You can find examples of industrial design these days in apartments, restaurants, shops and offices located in former warehouses or mills. When it comes to industrial office design, there are a few elements that can be particularly attractive and conducive to creating a good working environment. Here are a few ideas about how to make the most of your opportunities.
Start with the building
If, as a business owner, design specialist or architect, you’ve decided on a property that you want to use as an office, you should start by taking stock of those features that can be incorporated easily into a contemporary working space. Look at brickwork to see if it’s suitable to remain exposed rather than plastered over. Examine metal, wood and stone surfaces in the same way. These are all favourites for becoming part of interior office design.
The same is true of exposed ducts and pipes, to a certain extent, with finishes tending towards neutral shades. Classic features such as elegant wooden shutters can be added to emphasise the strong, clean lines of window openings, and suppliers can create industrial styles and finishes to complement a wide range of interiors.
Create office spaces
If you are considering a completely open plan office interior, you should know that industrial design can be problematic as often spaces are too large to be comfortable if they are not subdivided. It’s different if your business is a restaurant, where larger spaces are needed. With closed plan offices, however, there are more opportunities and more advantages for your business and your workforce. Panels and room dividers can be used to great effect to form cubicles and working spaces that are more private than wide open spaces.
Closed or open offices?
Among the advantages of closed offices is the increased privacy afforded to your employees and the opportunity for them to personalise their own space. This means that they are more likely to settle down happily to work, and to take and make phone calls more readily without feeling that they are “in the public eye.” Open offices can be very distracting, and it’s easier for employees to interrupt one another, intentionally or otherwise. A closed floor plan improves concentration and is likely to help your employees to be more effective in tackling their work.
Private offices are known to be better for creative work as they promote a chance to reflect and think more deeply. Generally, this is not as easy to do in a noisier working environment. The same goes for idle chatter and gossip, which is fairly inevitable when employees are thrown together in a shared space, but is much reduced when office spaces are private. Health issues can also be better contained in private spaces, particularly when an employee develops a condition that may be highly contagious.

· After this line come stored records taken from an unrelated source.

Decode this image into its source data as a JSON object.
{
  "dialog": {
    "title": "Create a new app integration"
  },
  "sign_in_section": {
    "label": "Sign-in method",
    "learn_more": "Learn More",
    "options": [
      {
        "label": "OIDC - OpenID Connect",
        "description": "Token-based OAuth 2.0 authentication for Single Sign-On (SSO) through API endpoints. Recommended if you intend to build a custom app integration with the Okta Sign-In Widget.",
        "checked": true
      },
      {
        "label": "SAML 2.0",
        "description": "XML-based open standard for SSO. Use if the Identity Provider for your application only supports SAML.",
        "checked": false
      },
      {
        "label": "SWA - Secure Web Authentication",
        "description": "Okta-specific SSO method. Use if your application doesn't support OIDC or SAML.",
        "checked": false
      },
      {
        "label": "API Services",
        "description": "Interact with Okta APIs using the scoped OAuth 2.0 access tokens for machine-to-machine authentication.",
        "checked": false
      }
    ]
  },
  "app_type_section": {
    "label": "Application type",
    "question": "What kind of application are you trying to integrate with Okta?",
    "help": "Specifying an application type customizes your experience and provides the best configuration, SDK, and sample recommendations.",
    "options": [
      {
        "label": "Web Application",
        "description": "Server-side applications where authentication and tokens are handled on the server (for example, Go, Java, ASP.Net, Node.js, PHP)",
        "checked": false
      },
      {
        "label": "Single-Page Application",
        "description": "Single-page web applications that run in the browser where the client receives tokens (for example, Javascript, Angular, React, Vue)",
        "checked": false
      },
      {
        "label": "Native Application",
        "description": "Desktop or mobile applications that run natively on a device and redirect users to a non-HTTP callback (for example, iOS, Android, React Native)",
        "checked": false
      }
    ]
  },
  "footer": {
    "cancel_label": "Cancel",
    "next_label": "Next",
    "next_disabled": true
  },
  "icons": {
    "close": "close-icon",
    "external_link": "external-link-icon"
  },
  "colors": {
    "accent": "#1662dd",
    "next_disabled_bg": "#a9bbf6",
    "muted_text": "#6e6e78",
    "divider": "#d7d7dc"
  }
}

Things to consider when at the design stage
Once you know which physical elements you want to keep or highlight, you can work around these to make the best use of the remaining available space. Although open plan offices are more economical with floor space than closed ones, this need not be expensive if lightweight materials are used for dividing panels.
Some employers worry that giving their employees more privacy might result in lower levels of supervision and communication, but these are generally held to be management issues. In fact, your business policies, practices and procedures should be tailored to provide adequate supervision and appropriate communication, rather than attempting to micromanage employees. This makes for a happier, healthier and more productive workplace.
Respect for the built environment
There is much to be admired in a business owner or design specialist who chooses to reinvigorate an old building by giving it a new lease of life as a contemporary office space – it’s a mark of respect for the heritage of the built environment. Every individual property has a story to tell, and if you can realise the facilities that your business needs as well as acknowledge the achievements of times past, you are exhibiting integrity as well as business acumen.